Task item:
Each line below is to be copied exactly; images do not go into the copy.

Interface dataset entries

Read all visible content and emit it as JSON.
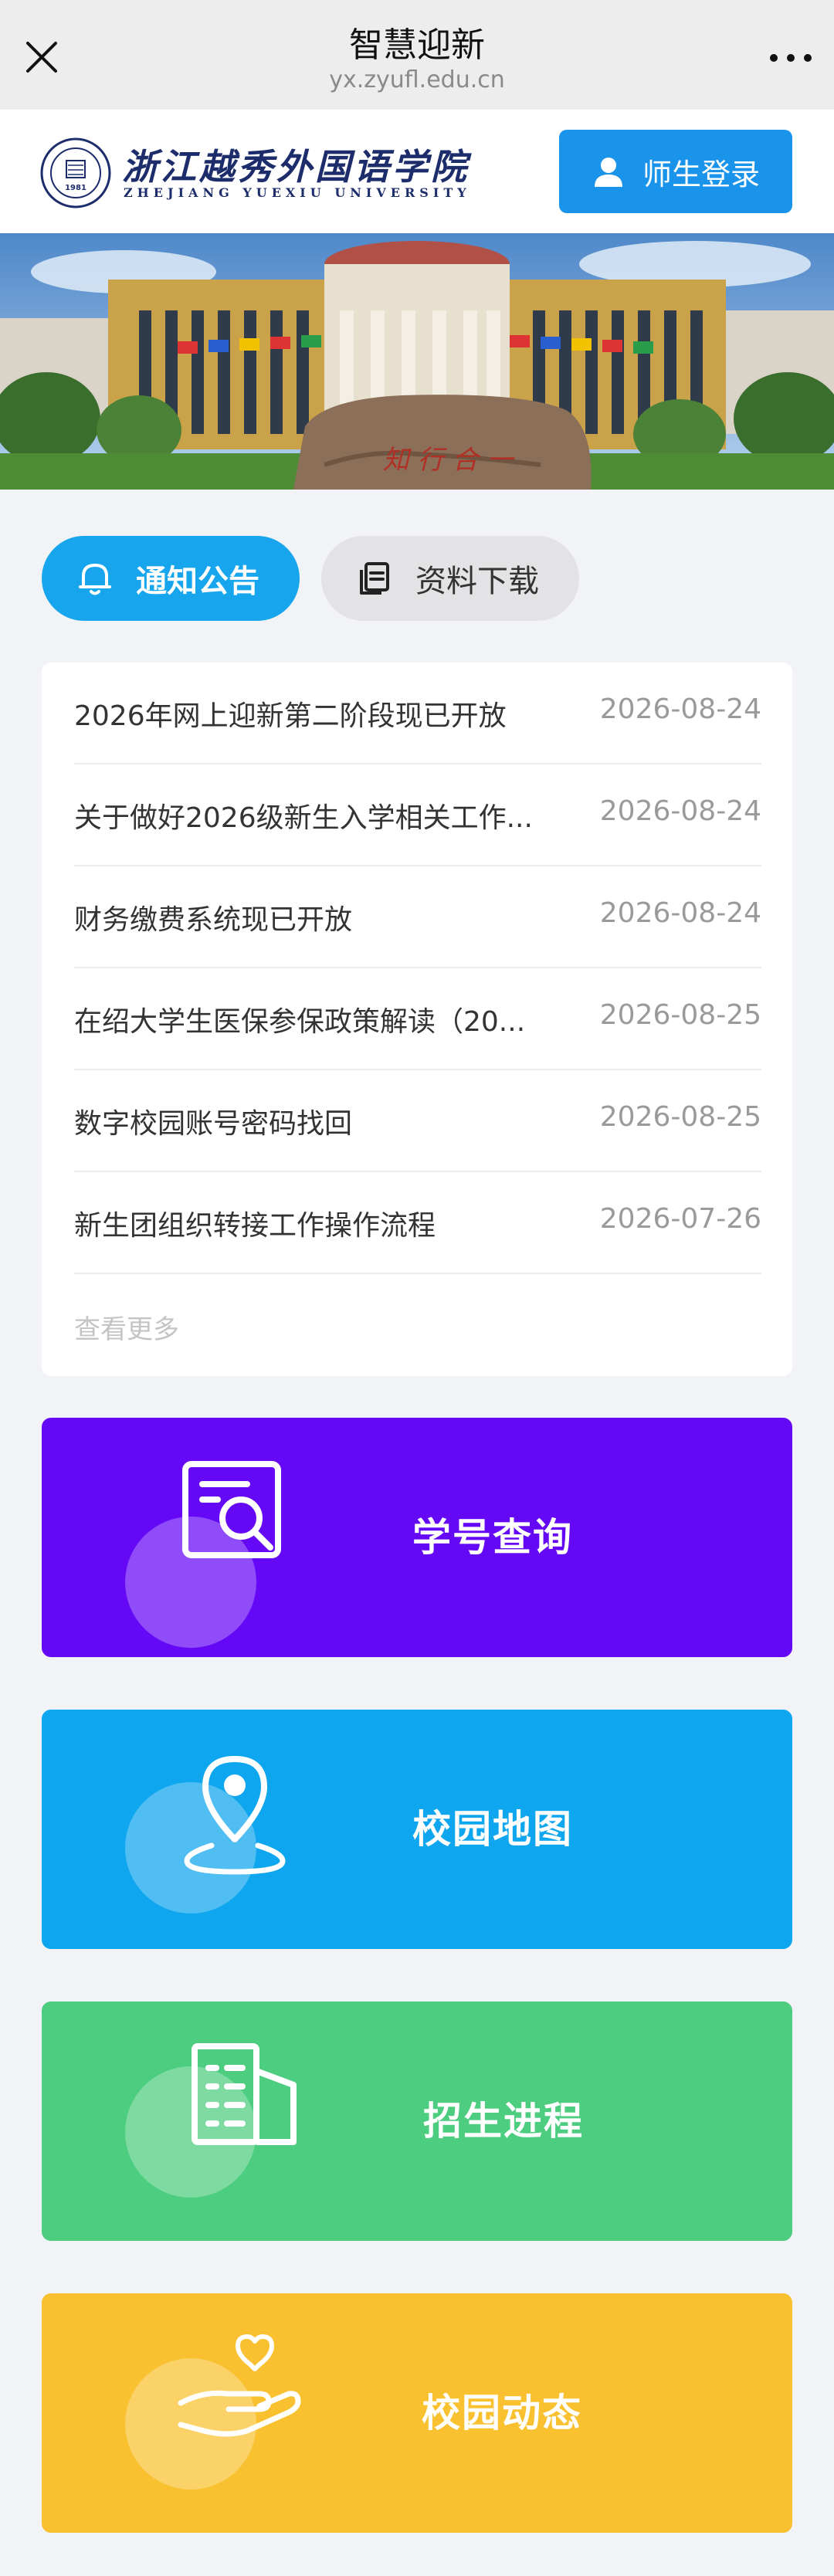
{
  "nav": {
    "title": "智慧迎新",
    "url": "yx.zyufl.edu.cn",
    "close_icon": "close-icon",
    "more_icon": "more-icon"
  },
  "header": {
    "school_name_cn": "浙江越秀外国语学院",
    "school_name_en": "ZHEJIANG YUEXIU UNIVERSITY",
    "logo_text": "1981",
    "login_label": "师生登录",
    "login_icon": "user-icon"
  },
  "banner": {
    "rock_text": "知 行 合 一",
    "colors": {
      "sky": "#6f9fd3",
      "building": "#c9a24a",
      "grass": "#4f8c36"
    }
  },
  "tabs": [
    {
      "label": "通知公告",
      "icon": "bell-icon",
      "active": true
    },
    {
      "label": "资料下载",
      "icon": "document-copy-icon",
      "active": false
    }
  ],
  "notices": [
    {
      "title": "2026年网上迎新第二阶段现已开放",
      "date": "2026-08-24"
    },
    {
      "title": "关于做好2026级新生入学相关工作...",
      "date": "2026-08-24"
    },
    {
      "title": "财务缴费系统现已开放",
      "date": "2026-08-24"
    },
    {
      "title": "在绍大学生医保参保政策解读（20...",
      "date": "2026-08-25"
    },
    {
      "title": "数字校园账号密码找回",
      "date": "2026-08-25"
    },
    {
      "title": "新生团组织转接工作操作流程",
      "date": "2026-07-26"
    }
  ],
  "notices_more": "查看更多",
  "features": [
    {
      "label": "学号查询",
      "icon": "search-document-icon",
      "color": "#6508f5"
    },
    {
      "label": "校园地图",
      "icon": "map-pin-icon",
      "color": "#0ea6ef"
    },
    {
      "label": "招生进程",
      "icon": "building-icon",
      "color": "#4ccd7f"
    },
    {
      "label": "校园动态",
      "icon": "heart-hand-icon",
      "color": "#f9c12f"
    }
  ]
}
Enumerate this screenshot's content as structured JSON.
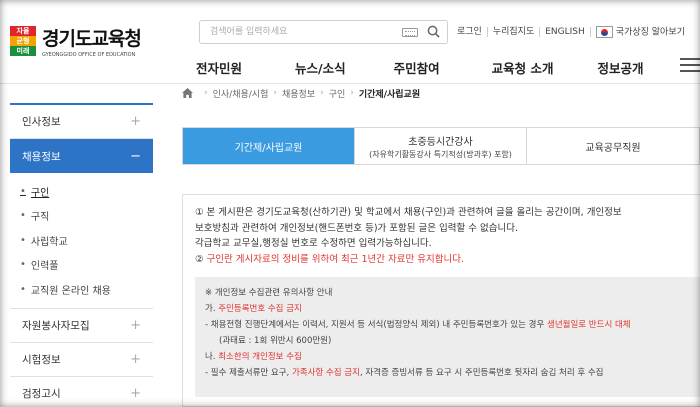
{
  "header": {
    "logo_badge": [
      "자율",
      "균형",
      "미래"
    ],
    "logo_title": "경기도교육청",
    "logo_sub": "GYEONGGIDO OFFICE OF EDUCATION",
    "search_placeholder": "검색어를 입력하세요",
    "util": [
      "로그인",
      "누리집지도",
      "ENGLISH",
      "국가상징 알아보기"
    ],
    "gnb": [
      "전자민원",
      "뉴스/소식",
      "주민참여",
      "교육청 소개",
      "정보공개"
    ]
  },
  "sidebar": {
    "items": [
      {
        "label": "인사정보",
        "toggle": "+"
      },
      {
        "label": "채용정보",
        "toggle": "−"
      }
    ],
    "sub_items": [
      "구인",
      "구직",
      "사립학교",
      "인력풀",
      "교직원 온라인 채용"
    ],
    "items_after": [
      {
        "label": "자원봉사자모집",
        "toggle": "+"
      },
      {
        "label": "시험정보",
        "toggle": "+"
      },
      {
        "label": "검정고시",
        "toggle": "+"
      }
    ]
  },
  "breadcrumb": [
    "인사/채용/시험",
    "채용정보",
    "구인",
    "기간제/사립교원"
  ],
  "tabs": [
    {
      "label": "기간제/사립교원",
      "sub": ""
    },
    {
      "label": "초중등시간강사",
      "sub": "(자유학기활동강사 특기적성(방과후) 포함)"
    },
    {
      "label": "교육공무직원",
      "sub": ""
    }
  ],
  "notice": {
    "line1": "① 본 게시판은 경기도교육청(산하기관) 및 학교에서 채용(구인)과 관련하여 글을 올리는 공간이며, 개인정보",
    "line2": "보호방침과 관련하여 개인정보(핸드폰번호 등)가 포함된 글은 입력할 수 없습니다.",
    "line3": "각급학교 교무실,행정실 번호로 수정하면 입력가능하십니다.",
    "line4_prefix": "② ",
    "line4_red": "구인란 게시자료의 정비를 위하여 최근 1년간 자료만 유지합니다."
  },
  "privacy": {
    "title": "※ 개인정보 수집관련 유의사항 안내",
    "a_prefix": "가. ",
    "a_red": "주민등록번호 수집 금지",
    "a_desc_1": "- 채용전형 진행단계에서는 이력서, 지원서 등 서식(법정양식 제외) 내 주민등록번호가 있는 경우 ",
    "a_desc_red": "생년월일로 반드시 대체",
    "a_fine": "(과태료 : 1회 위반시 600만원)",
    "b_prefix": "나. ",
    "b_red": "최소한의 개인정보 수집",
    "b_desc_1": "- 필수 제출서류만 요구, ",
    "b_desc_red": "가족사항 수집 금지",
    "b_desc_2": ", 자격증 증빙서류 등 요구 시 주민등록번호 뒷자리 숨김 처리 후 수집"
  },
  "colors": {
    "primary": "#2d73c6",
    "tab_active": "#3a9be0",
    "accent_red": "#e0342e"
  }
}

Task response:
Read all visible content and emit it as JSON.
{
  "nav": {
    "title": "智慧迎新",
    "url": "yx.zyufl.edu.cn",
    "close_icon": "close-icon",
    "more_icon": "more-icon"
  },
  "header": {
    "school_name_cn": "浙江越秀外国语学院",
    "school_name_en": "ZHEJIANG YUEXIU UNIVERSITY",
    "logo_text": "1981",
    "login_label": "师生登录",
    "login_icon": "user-icon"
  },
  "banner": {
    "rock_text": "知 行 合 一",
    "colors": {
      "sky": "#6f9fd3",
      "building": "#c9a24a",
      "grass": "#4f8c36"
    }
  },
  "tabs": [
    {
      "label": "通知公告",
      "icon": "bell-icon",
      "active": true
    },
    {
      "label": "资料下载",
      "icon": "document-copy-icon",
      "active": false
    }
  ],
  "notices": [
    {
      "title": "2026年网上迎新第二阶段现已开放",
      "date": "2026-08-24"
    },
    {
      "title": "关于做好2026级新生入学相关工作...",
      "date": "2026-08-24"
    },
    {
      "title": "财务缴费系统现已开放",
      "date": "2026-08-24"
    },
    {
      "title": "在绍大学生医保参保政策解读（20...",
      "date": "2026-08-25"
    },
    {
      "title": "数字校园账号密码找回",
      "date": "2026-08-25"
    },
    {
      "title": "新生团组织转接工作操作流程",
      "date": "2026-07-26"
    }
  ],
  "notices_more": "查看更多",
  "features": [
    {
      "label": "学号查询",
      "icon": "search-document-icon",
      "color": "#6508f5"
    },
    {
      "label": "校园地图",
      "icon": "map-pin-icon",
      "color": "#0ea6ef"
    },
    {
      "label": "招生进程",
      "icon": "building-icon",
      "color": "#4ccd7f"
    },
    {
      "label": "校园动态",
      "icon": "heart-hand-icon",
      "color": "#f9c12f"
    }
  ]
}
Enumerate this screenshot's content as structured JSON.
{
  "header": {
    "logo_badge": [
      "자율",
      "균형",
      "미래"
    ],
    "logo_title": "경기도교육청",
    "logo_sub": "GYEONGGIDO OFFICE OF EDUCATION",
    "search_placeholder": "검색어를 입력하세요",
    "util": [
      "로그인",
      "누리집지도",
      "ENGLISH",
      "국가상징 알아보기"
    ],
    "gnb": [
      "전자민원",
      "뉴스/소식",
      "주민참여",
      "교육청 소개",
      "정보공개"
    ]
  },
  "sidebar": {
    "items": [
      {
        "label": "인사정보",
        "toggle": "+"
      },
      {
        "label": "채용정보",
        "toggle": "−"
      }
    ],
    "sub_items": [
      "구인",
      "구직",
      "사립학교",
      "인력풀",
      "교직원 온라인 채용"
    ],
    "items_after": [
      {
        "label": "자원봉사자모집",
        "toggle": "+"
      },
      {
        "label": "시험정보",
        "toggle": "+"
      },
      {
        "label": "검정고시",
        "toggle": "+"
      }
    ]
  },
  "breadcrumb": [
    "인사/채용/시험",
    "채용정보",
    "구인",
    "기간제/사립교원"
  ],
  "tabs": [
    {
      "label": "기간제/사립교원",
      "sub": ""
    },
    {
      "label": "초중등시간강사",
      "sub": "(자유학기활동강사 특기적성(방과후) 포함)"
    },
    {
      "label": "교육공무직원",
      "sub": ""
    }
  ],
  "notice": {
    "line1": "① 본 게시판은 경기도교육청(산하기관) 및 학교에서 채용(구인)과 관련하여 글을 올리는 공간이며, 개인정보",
    "line2": "보호방침과 관련하여 개인정보(핸드폰번호 등)가 포함된 글은 입력할 수 없습니다.",
    "line3": "각급학교 교무실,행정실 번호로 수정하면 입력가능하십니다.",
    "line4_prefix": "② ",
    "line4_red": "구인란 게시자료의 정비를 위하여 최근 1년간 자료만 유지합니다."
  },
  "privacy": {
    "title": "※ 개인정보 수집관련 유의사항 안내",
    "a_prefix": "가. ",
    "a_red": "주민등록번호 수집 금지",
    "a_desc_1": "- 채용전형 진행단계에서는 이력서, 지원서 등 서식(법정양식 제외) 내 주민등록번호가 있는 경우 ",
    "a_desc_red": "생년월일로 반드시 대체",
    "a_fine": "(과태료 : 1회 위반시 600만원)",
    "b_prefix": "나. ",
    "b_red": "최소한의 개인정보 수집",
    "b_desc_1": "- 필수 제출서류만 요구, ",
    "b_desc_red": "가족사항 수집 금지",
    "b_desc_2": ", 자격증 증빙서류 등 요구 시 주민등록번호 뒷자리 숨김 처리 후 수집"
  },
  "colors": {
    "primary": "#2d73c6",
    "tab_active": "#3a9be0",
    "accent_red": "#e0342e"
  }
}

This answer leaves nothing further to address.